(Supplied data Opens)

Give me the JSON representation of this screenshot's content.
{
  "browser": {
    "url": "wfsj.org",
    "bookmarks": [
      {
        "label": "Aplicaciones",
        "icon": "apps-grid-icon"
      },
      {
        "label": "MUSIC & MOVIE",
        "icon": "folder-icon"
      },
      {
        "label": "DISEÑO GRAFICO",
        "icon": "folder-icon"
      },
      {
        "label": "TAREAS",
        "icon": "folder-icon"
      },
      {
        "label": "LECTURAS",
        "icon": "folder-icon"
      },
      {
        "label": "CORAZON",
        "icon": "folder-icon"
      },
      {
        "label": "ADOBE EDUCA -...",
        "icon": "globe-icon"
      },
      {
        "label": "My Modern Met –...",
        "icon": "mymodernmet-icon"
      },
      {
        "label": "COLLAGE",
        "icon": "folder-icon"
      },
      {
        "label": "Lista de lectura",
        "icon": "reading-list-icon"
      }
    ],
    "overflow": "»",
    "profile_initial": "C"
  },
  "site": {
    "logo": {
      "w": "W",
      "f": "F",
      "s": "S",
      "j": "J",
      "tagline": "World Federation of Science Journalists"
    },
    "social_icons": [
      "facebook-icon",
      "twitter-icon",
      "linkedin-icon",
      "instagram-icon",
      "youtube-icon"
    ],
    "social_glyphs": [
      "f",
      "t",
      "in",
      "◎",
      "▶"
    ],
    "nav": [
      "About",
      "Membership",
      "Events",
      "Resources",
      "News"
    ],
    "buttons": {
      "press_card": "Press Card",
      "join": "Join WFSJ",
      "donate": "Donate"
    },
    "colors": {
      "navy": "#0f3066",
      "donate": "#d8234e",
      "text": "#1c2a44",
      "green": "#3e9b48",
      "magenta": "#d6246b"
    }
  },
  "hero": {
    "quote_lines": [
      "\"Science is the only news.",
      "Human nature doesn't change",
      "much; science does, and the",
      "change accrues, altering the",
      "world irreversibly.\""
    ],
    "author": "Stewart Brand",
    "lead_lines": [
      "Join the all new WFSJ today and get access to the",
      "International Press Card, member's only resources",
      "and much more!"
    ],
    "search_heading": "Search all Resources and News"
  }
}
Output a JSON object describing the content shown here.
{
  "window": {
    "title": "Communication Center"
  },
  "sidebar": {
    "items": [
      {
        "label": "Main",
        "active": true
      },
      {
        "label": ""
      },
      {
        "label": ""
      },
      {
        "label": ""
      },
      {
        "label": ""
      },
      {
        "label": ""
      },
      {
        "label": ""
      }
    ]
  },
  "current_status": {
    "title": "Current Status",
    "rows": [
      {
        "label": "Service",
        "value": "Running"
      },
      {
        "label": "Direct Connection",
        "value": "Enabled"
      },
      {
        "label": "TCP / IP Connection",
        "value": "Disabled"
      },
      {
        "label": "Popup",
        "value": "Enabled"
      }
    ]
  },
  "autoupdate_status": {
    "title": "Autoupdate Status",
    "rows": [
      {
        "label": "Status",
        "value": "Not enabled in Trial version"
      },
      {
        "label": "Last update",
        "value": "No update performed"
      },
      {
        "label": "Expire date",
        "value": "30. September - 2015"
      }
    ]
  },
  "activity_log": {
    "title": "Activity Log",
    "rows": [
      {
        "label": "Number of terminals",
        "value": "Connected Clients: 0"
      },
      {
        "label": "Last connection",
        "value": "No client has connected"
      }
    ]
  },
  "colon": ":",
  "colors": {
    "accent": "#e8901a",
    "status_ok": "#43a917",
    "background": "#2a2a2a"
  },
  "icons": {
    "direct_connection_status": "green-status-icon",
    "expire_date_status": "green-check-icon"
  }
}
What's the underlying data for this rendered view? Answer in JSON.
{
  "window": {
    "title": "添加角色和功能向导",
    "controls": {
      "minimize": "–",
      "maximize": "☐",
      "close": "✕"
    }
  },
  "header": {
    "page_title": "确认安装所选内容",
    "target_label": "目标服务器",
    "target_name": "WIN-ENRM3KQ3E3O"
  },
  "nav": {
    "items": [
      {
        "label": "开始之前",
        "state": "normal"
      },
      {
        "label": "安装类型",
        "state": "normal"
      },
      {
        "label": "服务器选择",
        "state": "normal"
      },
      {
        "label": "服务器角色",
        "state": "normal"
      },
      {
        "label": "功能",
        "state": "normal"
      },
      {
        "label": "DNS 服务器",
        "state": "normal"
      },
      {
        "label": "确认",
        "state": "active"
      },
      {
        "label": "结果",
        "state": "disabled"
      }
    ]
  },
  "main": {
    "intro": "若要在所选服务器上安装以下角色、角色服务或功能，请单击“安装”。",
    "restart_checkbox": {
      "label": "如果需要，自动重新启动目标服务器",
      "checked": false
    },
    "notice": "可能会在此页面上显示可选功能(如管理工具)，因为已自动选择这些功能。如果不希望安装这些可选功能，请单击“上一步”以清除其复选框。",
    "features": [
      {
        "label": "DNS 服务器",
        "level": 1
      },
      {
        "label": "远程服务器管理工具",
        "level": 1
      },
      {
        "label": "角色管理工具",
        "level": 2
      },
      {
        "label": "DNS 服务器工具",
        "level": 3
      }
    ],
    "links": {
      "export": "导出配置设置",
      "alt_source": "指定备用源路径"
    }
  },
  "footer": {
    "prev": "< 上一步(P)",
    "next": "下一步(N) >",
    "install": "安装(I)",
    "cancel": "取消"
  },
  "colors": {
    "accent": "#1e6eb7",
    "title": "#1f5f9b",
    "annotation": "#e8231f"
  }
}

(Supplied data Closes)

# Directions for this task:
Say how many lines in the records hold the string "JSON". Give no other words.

# Your solution:
3